**Activity**
Return all lines from the entries below in which the word "erfahren" is present.

══ Provided entries

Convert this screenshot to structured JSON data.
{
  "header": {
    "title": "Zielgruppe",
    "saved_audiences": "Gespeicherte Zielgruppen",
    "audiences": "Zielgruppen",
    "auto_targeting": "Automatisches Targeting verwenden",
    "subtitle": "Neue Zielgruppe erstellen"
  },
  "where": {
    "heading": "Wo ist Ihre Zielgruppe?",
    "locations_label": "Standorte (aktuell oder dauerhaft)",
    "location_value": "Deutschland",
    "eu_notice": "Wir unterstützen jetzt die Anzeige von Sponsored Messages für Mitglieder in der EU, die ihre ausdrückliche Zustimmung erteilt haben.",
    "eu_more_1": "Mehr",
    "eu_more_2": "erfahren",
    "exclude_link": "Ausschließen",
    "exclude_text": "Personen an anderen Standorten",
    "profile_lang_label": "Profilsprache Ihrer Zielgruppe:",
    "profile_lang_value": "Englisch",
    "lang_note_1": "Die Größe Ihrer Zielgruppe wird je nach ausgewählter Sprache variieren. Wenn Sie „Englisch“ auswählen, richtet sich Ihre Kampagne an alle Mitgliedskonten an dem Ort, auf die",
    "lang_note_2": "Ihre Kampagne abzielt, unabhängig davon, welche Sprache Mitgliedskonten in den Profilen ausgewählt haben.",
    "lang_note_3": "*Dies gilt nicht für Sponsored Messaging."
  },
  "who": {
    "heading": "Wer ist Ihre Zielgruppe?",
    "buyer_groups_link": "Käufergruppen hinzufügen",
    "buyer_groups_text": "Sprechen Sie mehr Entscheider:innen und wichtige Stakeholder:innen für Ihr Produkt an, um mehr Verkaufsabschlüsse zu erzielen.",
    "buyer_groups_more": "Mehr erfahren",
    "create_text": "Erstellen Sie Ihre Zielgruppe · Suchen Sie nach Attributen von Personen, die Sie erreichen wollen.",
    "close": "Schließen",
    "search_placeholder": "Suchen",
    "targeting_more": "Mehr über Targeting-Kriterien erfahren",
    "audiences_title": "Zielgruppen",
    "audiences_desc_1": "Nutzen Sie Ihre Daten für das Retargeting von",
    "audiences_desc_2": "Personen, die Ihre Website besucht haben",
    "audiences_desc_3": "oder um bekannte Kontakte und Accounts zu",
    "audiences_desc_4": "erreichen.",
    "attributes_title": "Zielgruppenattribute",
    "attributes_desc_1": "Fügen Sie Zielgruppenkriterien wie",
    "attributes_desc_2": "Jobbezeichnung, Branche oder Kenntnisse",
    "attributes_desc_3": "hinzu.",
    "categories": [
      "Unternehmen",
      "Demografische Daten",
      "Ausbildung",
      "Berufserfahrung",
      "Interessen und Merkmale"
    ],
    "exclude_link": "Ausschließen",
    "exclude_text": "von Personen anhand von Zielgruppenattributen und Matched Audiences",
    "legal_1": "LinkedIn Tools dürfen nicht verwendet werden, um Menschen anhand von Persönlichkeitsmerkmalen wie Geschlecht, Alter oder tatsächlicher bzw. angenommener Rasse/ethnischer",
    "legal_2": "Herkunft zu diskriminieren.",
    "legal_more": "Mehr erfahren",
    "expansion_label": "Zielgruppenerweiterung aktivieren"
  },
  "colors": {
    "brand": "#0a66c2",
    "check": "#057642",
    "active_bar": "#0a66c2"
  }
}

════

**Result of the exercise**
    "eu_more_2": "erfahren",
    "buyer_groups_more": "Mehr erfahren",
    "targeting_more": "Mehr über Targeting-Kriterien erfahren",
    "legal_more": "Mehr erfahren",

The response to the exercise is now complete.